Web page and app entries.
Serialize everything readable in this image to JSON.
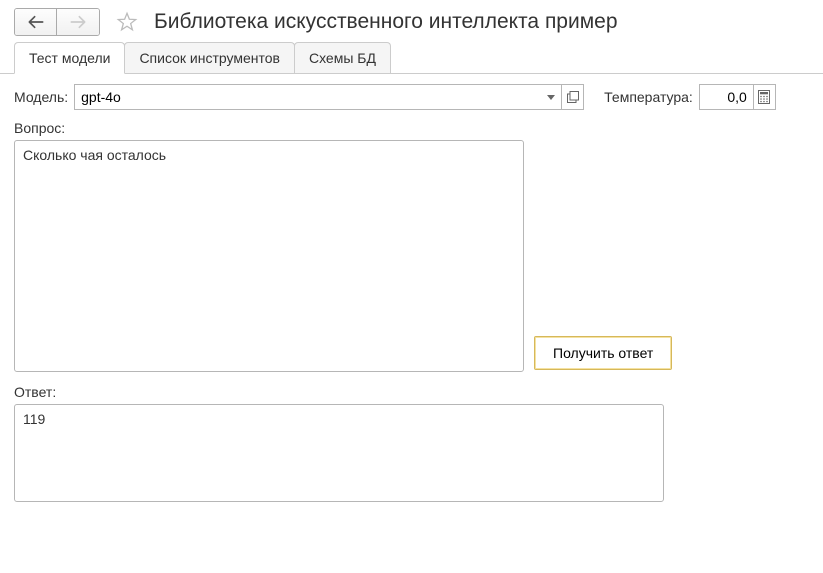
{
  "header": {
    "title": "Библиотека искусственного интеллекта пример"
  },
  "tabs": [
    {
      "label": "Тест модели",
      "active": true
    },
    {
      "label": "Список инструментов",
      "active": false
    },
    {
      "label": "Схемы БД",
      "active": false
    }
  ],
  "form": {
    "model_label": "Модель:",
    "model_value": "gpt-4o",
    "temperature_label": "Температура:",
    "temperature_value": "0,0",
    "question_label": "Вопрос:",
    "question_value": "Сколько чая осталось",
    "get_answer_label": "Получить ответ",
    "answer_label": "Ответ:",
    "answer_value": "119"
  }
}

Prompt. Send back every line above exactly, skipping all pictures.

Answer box.
Serialize everything readable in this image to JSON.
{
  "header": {
    "title": "Библиотека искусственного интеллекта пример"
  },
  "tabs": [
    {
      "label": "Тест модели",
      "active": true
    },
    {
      "label": "Список инструментов",
      "active": false
    },
    {
      "label": "Схемы БД",
      "active": false
    }
  ],
  "form": {
    "model_label": "Модель:",
    "model_value": "gpt-4o",
    "temperature_label": "Температура:",
    "temperature_value": "0,0",
    "question_label": "Вопрос:",
    "question_value": "Сколько чая осталось",
    "get_answer_label": "Получить ответ",
    "answer_label": "Ответ:",
    "answer_value": "119"
  }
}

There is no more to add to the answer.